Abdullahi Ahmed An-Na`im, an expert in Islamic law and human rights law from Emory University, has an important op-ed in the Christian Science Monitor about why Muslims should support modern ideas of the secular state and reject theocratic societies. The first paragraph is a powerful argument aimed at his fellow Muslims:
To be a Muslim by conviction and free choice – which is the only way one can be a Muslim – I need to live in a secular state. By a secular state, I mean one that is neutral regarding religious doctrine to facilitate genuine piety. The state should not enforce sharia (the religious law of Islam) because compliance should never be coerced by fear or faked to appease state officials. When observed voluntarily, sharia-based values can help shape laws and public policy through the democratic process. But if sharia principles are enacted as state law, the outcome will simply be the political will of the state.
He then confronts the arguments for Islamic states offered by theocratic elements in Islam:
The so-called Islamic state is conceptually incoherent and historically unprecedented. There simply is no scriptural basis for an “Islamic state” to enforce sharia.
The leadership of the prophet Muhammad in Medina is an inspiring model of the values Muslims should strive for in self-governance, transparency, and accountability. But since Muslims believe that there is no prophet after Muhammad, the Medina model cannot be replicated.
There’s no precedent for an Islamic state in practice. Historically, rulers sought the support of Islamic scholars and religious leaders to legitimize their authority, but religious authorities needed to maintain their autonomy. This was always a negotiated relationship, not a marriage.
And he argues that the Western world should support movements for secularism in Islam:
The experience of the vast majority of Muslims across the world today is about struggles for constitutionalism and human rights, economic development and social justice – not about the quest for Islamic states to enforce sharia. The world community must support Muslims in these struggles instead of punishing them for the sins of the extremist fringe of political Islamists.
I agree with this. I don’t know what percentage of Muslims around the world tend to support ideas like liberty and human rights. I hope he’s right that it’s the vast majority. I suspect it is at least a majority. But there is no doubt that a sizable portion of the Muslim world rejects the fascist ideology found in movements like Al Qaeda and the Taliban and it is incumbent on the Western world, in the interests of our own self-protection if not for moral reasons, to distinguish between these groups and provide as much support as we can for moderate organizations and movements in the Islamic world.
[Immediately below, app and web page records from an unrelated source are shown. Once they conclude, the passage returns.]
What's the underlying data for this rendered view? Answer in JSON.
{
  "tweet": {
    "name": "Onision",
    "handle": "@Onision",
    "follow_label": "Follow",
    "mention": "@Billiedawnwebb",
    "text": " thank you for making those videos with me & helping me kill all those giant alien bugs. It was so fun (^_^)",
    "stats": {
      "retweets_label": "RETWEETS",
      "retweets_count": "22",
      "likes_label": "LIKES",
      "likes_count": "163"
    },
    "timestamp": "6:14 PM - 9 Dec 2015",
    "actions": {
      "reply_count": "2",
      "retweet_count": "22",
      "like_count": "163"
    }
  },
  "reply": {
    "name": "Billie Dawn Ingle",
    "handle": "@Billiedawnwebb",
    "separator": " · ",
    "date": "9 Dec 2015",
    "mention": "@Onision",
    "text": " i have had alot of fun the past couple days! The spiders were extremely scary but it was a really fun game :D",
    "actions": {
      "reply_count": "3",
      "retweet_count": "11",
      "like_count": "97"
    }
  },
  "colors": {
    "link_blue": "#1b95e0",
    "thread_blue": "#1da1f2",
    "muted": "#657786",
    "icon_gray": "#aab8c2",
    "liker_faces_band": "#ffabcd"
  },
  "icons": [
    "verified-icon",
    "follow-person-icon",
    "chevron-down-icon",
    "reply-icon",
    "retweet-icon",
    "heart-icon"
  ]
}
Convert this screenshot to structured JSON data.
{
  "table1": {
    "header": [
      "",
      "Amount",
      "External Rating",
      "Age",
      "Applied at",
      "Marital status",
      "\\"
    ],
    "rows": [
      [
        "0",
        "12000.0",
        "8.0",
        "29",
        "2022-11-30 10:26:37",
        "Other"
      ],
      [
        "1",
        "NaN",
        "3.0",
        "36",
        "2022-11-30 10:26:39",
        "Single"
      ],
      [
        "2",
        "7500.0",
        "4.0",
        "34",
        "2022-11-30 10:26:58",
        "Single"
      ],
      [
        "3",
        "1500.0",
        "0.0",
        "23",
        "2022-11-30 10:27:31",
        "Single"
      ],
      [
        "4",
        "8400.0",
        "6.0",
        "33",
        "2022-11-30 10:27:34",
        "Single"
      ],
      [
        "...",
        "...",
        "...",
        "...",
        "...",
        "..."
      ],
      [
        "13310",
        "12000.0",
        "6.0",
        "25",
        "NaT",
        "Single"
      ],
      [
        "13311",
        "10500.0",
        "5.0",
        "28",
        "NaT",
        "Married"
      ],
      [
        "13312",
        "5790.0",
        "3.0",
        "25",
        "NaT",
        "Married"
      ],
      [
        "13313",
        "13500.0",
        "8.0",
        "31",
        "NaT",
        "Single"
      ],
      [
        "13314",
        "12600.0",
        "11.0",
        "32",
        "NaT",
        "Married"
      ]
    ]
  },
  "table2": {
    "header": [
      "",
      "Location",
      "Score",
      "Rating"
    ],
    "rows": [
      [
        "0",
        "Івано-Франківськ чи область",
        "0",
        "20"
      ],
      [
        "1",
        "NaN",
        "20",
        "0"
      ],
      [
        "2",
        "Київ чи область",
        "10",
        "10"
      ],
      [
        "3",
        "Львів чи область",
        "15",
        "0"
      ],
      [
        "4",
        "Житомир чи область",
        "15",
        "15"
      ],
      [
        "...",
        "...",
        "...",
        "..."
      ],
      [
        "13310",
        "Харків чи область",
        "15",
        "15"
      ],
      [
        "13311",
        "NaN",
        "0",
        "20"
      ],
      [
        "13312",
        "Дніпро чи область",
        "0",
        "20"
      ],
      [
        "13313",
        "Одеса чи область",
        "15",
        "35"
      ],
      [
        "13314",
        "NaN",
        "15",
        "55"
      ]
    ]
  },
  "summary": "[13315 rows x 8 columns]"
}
They are as threatened by theocratic Islam as we are and they are our allies in the fight to defeat it.
He also argues, as I often have, that the principles and values of liberal democracy can have a similar effect on Islam as they had three centuries ago in Christianity, humanizing the most barbaric elements of a religion that in its current form is an enemy of human freedom and progress:
Historical interpretations of sharia that discriminate against women and non-Muslims can and should be reinterpreted and reformed. Without such transformation, state officials cannot be expected or trusted to uphold principles of constitutionalism and human rights. Yet those principles are prerequisites for advocating the necessary transformation. The secular state provides the space for and facilitates both aspects of this dialectic process.
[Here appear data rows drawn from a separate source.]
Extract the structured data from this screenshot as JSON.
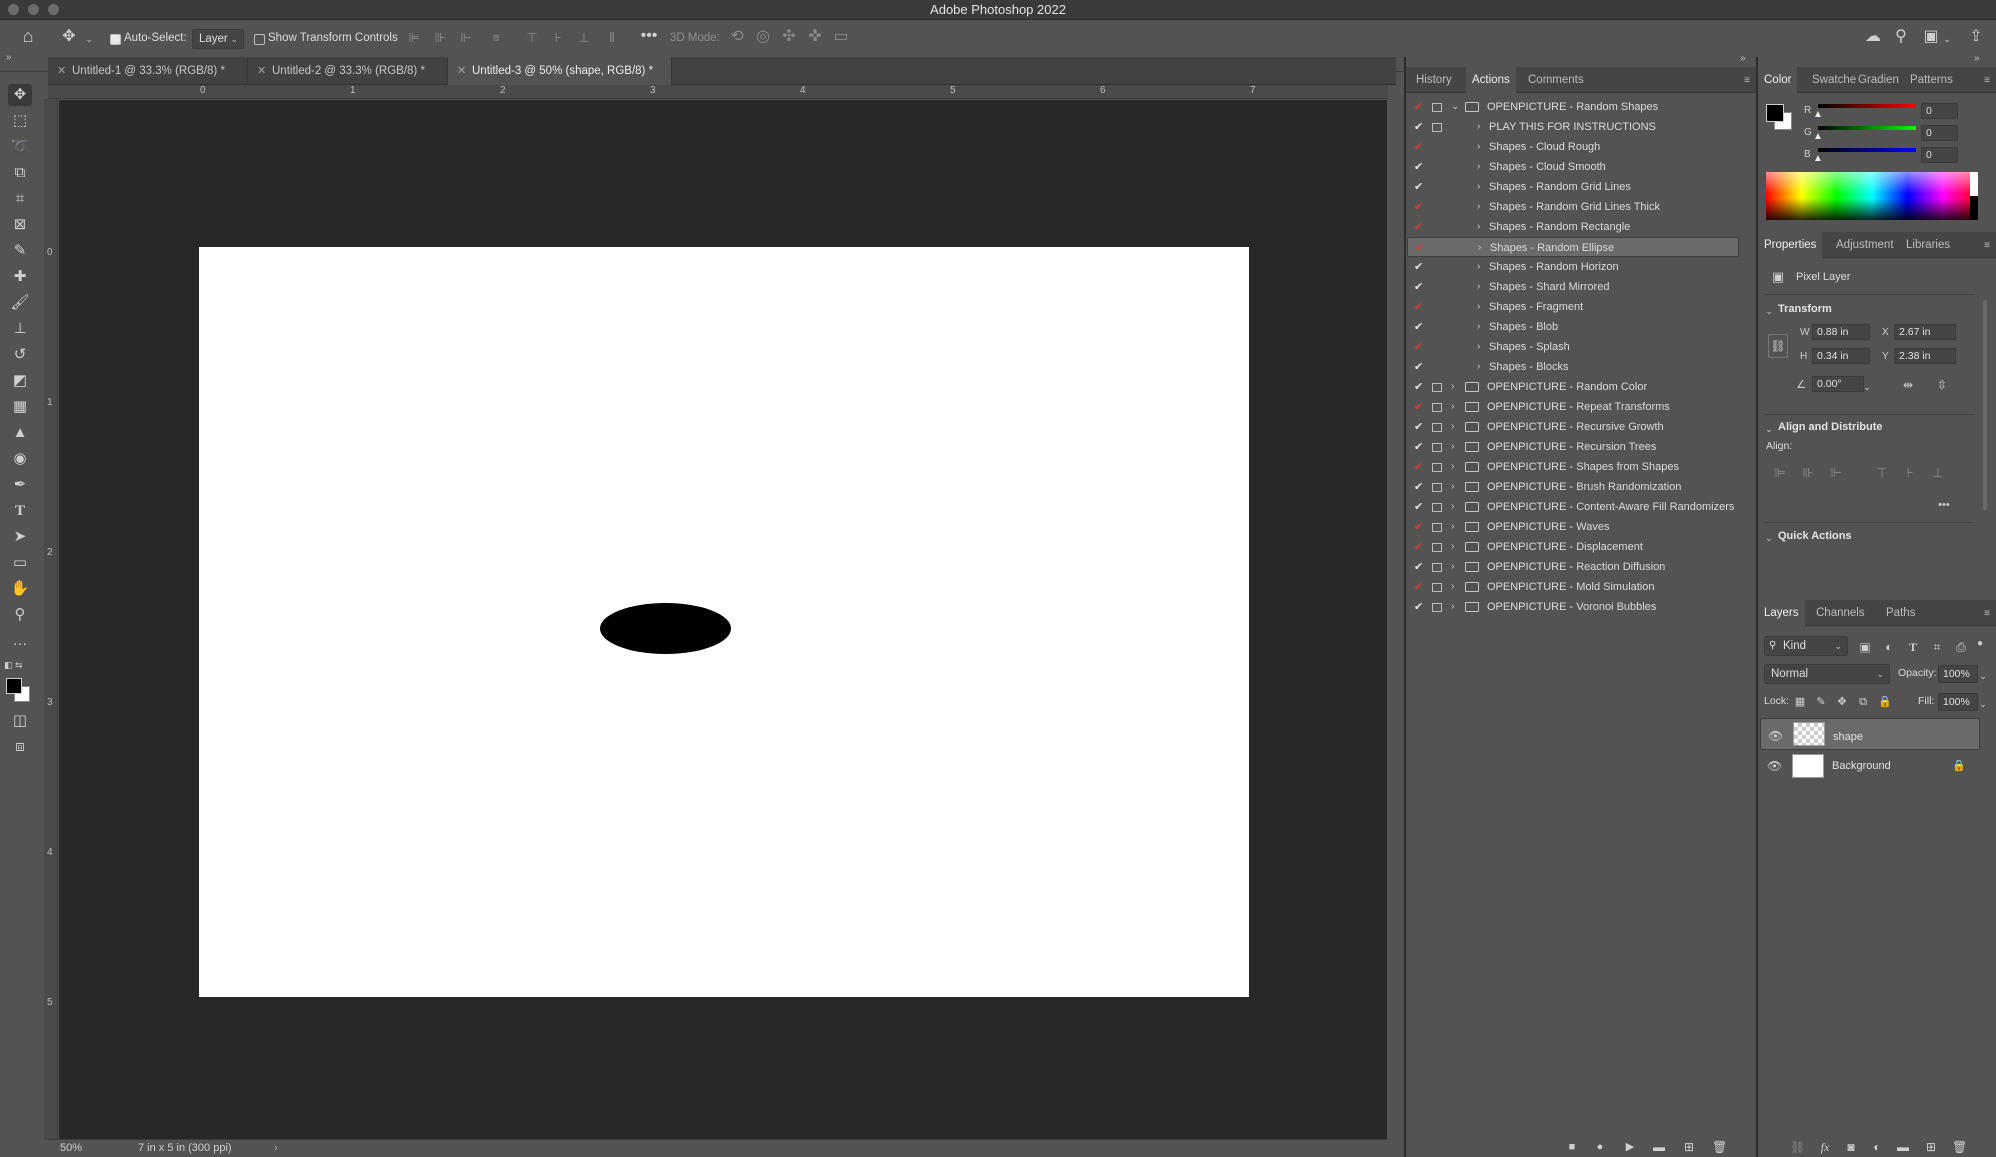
{
  "window": {
    "title": "Adobe Photoshop 2022"
  },
  "options_bar": {
    "auto_select_label": "Auto-Select:",
    "auto_select_value": "Layer",
    "show_transform_label": "Show Transform Controls",
    "mode_3d_label": "3D Mode:"
  },
  "doc_tabs": [
    {
      "label": "Untitled-1 @ 33.3% (RGB/8) *"
    },
    {
      "label": "Untitled-2 @ 33.3% (RGB/8) *"
    },
    {
      "label": "Untitled-3 @ 50% (shape, RGB/8) *"
    }
  ],
  "ruler": {
    "h": [
      "0",
      "1",
      "2",
      "3",
      "4",
      "5",
      "6",
      "7"
    ],
    "v": [
      "0",
      "1",
      "2",
      "3",
      "4",
      "5"
    ]
  },
  "status": {
    "zoom": "50%",
    "doc_info": "7 in x 5 in (300 ppi)"
  },
  "actions_panel": {
    "tabs": [
      "History",
      "Actions",
      "Comments"
    ],
    "rows": [
      {
        "label": "OPENPICTURE - Random Shapes"
      },
      {
        "label": "PLAY THIS FOR INSTRUCTIONS"
      },
      {
        "label": "Shapes - Cloud Rough"
      },
      {
        "label": "Shapes - Cloud Smooth"
      },
      {
        "label": "Shapes - Random Grid Lines"
      },
      {
        "label": "Shapes - Random Grid Lines Thick"
      },
      {
        "label": "Shapes - Random Rectangle"
      },
      {
        "label": "Shapes - Random Ellipse"
      },
      {
        "label": "Shapes - Random Horizon"
      },
      {
        "label": "Shapes - Shard Mirrored"
      },
      {
        "label": "Shapes - Fragment"
      },
      {
        "label": "Shapes - Blob"
      },
      {
        "label": "Shapes - Splash"
      },
      {
        "label": "Shapes - Blocks"
      },
      {
        "label": "OPENPICTURE - Random Color"
      },
      {
        "label": "OPENPICTURE - Repeat Transforms"
      },
      {
        "label": "OPENPICTURE - Recursive Growth"
      },
      {
        "label": "OPENPICTURE - Recursion Trees"
      },
      {
        "label": "OPENPICTURE - Shapes from Shapes"
      },
      {
        "label": "OPENPICTURE - Brush Randomization"
      },
      {
        "label": "OPENPICTURE - Content-Aware Fill Randomizers"
      },
      {
        "label": "OPENPICTURE - Waves"
      },
      {
        "label": "OPENPICTURE - Displacement"
      },
      {
        "label": "OPENPICTURE - Reaction Diffusion"
      },
      {
        "label": "OPENPICTURE - Mold Simulation"
      },
      {
        "label": "OPENPICTURE - Voronoi Bubbles"
      }
    ]
  },
  "color_panel": {
    "tabs": [
      "Color",
      "Swatche",
      "Gradien",
      "Patterns"
    ],
    "r_label": "R",
    "g_label": "G",
    "b_label": "B",
    "r": "0",
    "g": "0",
    "b": "0"
  },
  "properties_panel": {
    "tabs": [
      "Properties",
      "Adjustment",
      "Libraries"
    ],
    "layer_type": "Pixel Layer",
    "transform_title": "Transform",
    "w_label": "W",
    "h_label": "H",
    "x_label": "X",
    "y_label": "Y",
    "w": "0.88 in",
    "h": "0.34 in",
    "x": "2.67 in",
    "y": "2.38 in",
    "angle": "0.00°",
    "align_title": "Align and Distribute",
    "align_label": "Align:",
    "quick_actions_title": "Quick Actions"
  },
  "layers_panel": {
    "tabs": [
      "Layers",
      "Channels",
      "Paths"
    ],
    "kind": "Kind",
    "blend_mode": "Normal",
    "opacity_label": "Opacity:",
    "opacity": "100%",
    "lock_label": "Lock:",
    "fill_label": "Fill:",
    "fill": "100%",
    "layers": [
      {
        "name": "shape"
      },
      {
        "name": "Background"
      }
    ]
  }
}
I think both left and right tend to get this wrong. The left tends to downplay the seriousness of the threat of Islamic radicalism while the right tends to believe that all Muslims are like Bin Laden. The truth is that Islamic radicalism is the most serious threat to liberal, secular society in the world today and if we do not defeat that underlying ideology, we will continue to live under the threat of mass terrorism. The further truth is that there are powerful elements within Islam that oppose this ideology and it is clearly in our best interest to build alliances with those groups and strengthen their hand.